Consider three things related to our three points:

·       First, we deserved the fullness of the rod of the Father’s discipline. Yet, that rod of discipline fell on Christ for us. The judgment we deserved for our disobedience, Jesus endured for us. So, children, when you receive discipline from your parents, it is only a shadow of the discipline that you truly deserve. Parents, when you discipline your children, you are demonstrating to them the consequences of sin. That discipline reveals to your children the justice of God and it ultimately points to their need for Christ. That is why discipline is so important for children.

·       Second, Jesus perfectly honored and obeyed his Father. He submitted himself to his Father’s will. And the results of Jesus’ obedience are amazing – his exaltation and glory and our salvation. When we honor our earthly mother or father, even considering their failures, it testifies to the perfect obedience of Christ… and it testifies to how, in him, we can honor and obey our parents, no matter our age.

·       And last, sorrows and trials exist in every single relationship in this world. That is the result of sin. But there is a particular heartache when it is between a parent and child or child and parent. If you know and believe in Christ, you not only have a Savior who took on the discipline you deserved, but in him, you have a Heavenly Father who loves you. He loves you despite your sin. It’s the true love of a Father. And through his love, you can love your parents… and you can love your children despite their sin and wayward lives. You can pray for them trusting in your heavenly Father. And you can rest in his comfort and love through his son.
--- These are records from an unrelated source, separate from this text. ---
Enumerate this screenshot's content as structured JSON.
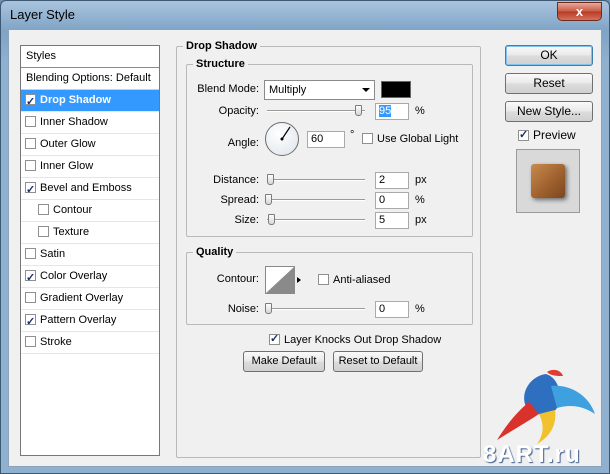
{
  "window": {
    "title": "Layer Style",
    "close_glyph": "x"
  },
  "styles_panel": {
    "header": "Styles",
    "blending_options": "Blending Options: Default",
    "items": [
      {
        "label": "Drop Shadow",
        "checked": true,
        "selected": true,
        "indent": false
      },
      {
        "label": "Inner Shadow",
        "checked": false,
        "selected": false,
        "indent": false
      },
      {
        "label": "Outer Glow",
        "checked": false,
        "selected": false,
        "indent": false
      },
      {
        "label": "Inner Glow",
        "checked": false,
        "selected": false,
        "indent": false
      },
      {
        "label": "Bevel and Emboss",
        "checked": true,
        "selected": false,
        "indent": false
      },
      {
        "label": "Contour",
        "checked": false,
        "selected": false,
        "indent": true
      },
      {
        "label": "Texture",
        "checked": false,
        "selected": false,
        "indent": true
      },
      {
        "label": "Satin",
        "checked": false,
        "selected": false,
        "indent": false
      },
      {
        "label": "Color Overlay",
        "checked": true,
        "selected": false,
        "indent": false
      },
      {
        "label": "Gradient Overlay",
        "checked": false,
        "selected": false,
        "indent": false
      },
      {
        "label": "Pattern Overlay",
        "checked": true,
        "selected": false,
        "indent": false
      },
      {
        "label": "Stroke",
        "checked": false,
        "selected": false,
        "indent": false
      }
    ]
  },
  "drop_shadow": {
    "title": "Drop Shadow",
    "structure": {
      "title": "Structure",
      "blend_mode_label": "Blend Mode:",
      "blend_mode_value": "Multiply",
      "shadow_color": "#000000",
      "opacity_label": "Opacity:",
      "opacity_value": "95",
      "opacity_unit": "%",
      "angle_label": "Angle:",
      "angle_value": "60",
      "angle_unit": "°",
      "use_global_light_label": "Use Global Light",
      "use_global_light_checked": false,
      "distance_label": "Distance:",
      "distance_value": "2",
      "distance_unit": "px",
      "spread_label": "Spread:",
      "spread_value": "0",
      "spread_unit": "%",
      "size_label": "Size:",
      "size_value": "5",
      "size_unit": "px"
    },
    "quality": {
      "title": "Quality",
      "contour_label": "Contour:",
      "anti_aliased_label": "Anti-aliased",
      "anti_aliased_checked": false,
      "noise_label": "Noise:",
      "noise_value": "0",
      "noise_unit": "%"
    },
    "knocks_out_label": "Layer Knocks Out Drop Shadow",
    "knocks_out_checked": true,
    "make_default_label": "Make Default",
    "reset_default_label": "Reset to Default"
  },
  "buttons": {
    "ok": "OK",
    "reset": "Reset",
    "new_style": "New Style...",
    "preview_label": "Preview",
    "preview_checked": true
  },
  "watermark": "8ART.ru"
}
So, for the parents of young children, here, when you discipline your children, may it point to the one who endured the disciple you deserve. And for the children here, all of us. May we honor our mother and father, not because they deserve it in and of themselves, but because we’re called to and we have a heavenly Father who loves us.